_Items from an interface collection:_

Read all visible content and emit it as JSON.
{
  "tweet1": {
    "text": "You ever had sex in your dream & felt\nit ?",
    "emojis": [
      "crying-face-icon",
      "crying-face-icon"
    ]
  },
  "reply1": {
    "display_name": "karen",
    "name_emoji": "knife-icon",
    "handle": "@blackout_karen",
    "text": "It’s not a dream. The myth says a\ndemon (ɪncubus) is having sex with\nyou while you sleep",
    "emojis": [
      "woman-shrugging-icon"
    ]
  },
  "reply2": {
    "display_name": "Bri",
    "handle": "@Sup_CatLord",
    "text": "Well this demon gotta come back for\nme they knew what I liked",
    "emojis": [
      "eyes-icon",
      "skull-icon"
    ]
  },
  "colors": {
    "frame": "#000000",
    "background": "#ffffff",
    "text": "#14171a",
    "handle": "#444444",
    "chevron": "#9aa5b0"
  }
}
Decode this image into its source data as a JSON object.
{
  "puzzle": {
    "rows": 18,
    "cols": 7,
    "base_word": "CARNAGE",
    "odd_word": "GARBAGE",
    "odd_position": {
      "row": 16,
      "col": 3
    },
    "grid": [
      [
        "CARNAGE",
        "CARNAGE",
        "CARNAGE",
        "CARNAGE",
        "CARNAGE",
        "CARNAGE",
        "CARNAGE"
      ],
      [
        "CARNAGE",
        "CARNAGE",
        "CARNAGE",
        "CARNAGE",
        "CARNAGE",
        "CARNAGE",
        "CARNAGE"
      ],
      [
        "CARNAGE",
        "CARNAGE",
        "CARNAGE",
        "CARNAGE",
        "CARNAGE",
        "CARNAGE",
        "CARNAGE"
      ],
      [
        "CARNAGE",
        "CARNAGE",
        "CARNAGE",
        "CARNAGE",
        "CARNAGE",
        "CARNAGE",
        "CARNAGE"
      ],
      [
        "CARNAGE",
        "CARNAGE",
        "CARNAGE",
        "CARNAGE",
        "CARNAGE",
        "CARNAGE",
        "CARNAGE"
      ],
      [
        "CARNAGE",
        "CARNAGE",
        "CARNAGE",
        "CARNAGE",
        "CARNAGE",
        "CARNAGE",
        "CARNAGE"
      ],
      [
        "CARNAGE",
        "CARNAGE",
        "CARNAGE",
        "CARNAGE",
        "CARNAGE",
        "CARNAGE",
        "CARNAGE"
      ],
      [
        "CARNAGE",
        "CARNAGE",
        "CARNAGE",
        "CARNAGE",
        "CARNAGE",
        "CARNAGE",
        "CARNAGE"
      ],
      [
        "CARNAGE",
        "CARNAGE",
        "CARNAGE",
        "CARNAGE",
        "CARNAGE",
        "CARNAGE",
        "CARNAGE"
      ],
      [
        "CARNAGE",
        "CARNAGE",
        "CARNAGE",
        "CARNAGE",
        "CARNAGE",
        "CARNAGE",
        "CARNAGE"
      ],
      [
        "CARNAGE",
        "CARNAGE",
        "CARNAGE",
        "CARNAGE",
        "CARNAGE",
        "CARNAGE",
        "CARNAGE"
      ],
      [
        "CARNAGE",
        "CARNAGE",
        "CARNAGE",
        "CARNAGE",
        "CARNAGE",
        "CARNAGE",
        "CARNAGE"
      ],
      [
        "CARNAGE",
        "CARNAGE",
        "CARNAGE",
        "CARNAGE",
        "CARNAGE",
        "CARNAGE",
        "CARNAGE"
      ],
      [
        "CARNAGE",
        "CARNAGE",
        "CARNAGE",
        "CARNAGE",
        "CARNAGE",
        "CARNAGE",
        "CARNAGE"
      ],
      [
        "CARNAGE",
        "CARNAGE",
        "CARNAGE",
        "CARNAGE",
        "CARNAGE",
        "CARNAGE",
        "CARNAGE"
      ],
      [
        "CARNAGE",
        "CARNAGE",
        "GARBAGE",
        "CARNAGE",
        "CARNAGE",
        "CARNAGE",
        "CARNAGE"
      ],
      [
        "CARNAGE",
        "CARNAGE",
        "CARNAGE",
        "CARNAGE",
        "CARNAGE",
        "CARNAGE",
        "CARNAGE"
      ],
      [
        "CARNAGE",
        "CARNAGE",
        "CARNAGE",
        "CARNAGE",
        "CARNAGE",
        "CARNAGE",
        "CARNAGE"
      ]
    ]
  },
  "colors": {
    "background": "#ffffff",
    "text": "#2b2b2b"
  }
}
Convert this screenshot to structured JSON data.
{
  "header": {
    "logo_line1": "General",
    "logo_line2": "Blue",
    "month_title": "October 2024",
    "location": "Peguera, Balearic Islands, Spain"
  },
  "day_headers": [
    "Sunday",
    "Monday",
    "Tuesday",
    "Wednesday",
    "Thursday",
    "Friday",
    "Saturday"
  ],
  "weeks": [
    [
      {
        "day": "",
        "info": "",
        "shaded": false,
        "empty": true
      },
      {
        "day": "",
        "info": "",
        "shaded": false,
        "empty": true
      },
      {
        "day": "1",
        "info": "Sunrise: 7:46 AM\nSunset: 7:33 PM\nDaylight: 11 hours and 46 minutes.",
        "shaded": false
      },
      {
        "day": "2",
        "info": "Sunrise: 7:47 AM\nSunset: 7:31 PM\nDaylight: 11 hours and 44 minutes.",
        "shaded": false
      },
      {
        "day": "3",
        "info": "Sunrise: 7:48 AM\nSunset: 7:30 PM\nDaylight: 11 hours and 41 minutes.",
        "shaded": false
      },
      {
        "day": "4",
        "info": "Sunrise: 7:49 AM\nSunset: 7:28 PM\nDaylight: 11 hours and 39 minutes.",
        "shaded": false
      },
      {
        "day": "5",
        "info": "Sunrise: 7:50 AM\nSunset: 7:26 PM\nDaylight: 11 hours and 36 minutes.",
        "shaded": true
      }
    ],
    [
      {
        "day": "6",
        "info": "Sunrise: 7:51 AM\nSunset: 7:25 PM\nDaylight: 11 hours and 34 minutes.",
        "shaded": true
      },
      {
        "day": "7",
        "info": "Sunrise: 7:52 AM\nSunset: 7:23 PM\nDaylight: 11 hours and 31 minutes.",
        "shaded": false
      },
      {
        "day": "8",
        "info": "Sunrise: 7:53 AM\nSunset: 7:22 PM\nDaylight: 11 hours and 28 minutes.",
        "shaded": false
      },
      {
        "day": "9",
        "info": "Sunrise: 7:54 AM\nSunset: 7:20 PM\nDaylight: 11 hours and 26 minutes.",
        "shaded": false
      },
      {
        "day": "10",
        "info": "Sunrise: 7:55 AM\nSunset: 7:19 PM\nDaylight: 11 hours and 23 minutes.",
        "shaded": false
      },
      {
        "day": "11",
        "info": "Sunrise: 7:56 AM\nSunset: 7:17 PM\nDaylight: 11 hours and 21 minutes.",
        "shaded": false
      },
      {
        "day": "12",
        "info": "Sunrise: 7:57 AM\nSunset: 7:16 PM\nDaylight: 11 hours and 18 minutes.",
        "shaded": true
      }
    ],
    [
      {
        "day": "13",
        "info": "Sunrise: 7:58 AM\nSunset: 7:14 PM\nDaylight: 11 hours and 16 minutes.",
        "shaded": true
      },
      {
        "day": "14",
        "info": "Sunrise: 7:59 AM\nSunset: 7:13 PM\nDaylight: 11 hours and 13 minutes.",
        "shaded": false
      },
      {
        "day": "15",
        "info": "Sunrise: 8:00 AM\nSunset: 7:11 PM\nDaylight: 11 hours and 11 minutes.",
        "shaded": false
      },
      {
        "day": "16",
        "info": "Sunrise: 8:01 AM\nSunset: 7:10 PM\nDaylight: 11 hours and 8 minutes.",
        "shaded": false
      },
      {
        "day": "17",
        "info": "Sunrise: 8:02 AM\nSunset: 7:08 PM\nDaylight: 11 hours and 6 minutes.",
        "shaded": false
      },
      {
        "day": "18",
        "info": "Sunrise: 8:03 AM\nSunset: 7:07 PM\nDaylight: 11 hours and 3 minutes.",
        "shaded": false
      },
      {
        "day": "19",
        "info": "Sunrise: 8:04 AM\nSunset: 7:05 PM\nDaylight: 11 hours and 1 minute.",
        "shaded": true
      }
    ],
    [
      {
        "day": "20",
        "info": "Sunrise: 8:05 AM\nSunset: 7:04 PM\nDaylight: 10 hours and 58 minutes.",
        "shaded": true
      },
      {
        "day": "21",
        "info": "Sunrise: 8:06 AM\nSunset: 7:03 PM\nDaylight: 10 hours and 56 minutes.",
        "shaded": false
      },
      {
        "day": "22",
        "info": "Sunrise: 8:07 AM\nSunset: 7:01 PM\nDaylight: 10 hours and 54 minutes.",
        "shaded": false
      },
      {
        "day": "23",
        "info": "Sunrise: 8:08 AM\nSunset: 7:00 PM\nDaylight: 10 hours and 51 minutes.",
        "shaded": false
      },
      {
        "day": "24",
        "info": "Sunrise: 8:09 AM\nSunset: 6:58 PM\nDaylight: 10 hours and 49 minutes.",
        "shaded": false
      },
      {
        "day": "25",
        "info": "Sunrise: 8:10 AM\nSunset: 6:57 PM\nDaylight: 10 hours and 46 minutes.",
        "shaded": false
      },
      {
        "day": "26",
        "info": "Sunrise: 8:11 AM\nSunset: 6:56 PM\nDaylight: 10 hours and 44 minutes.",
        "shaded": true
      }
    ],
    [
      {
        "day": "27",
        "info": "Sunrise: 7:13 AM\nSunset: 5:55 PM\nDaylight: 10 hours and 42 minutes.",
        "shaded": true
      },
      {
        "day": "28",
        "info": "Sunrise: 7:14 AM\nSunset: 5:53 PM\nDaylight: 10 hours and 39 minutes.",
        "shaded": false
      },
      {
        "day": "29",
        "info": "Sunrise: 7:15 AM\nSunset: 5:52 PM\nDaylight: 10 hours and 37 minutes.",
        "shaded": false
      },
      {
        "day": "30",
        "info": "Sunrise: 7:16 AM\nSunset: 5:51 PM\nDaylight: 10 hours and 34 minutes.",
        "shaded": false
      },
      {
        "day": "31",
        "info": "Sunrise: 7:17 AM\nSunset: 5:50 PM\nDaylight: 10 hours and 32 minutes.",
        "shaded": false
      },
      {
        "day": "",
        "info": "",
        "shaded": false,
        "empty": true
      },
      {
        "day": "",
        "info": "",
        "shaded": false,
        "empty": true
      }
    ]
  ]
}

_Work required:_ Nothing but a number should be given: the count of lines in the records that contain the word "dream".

_Response to this task:_ 2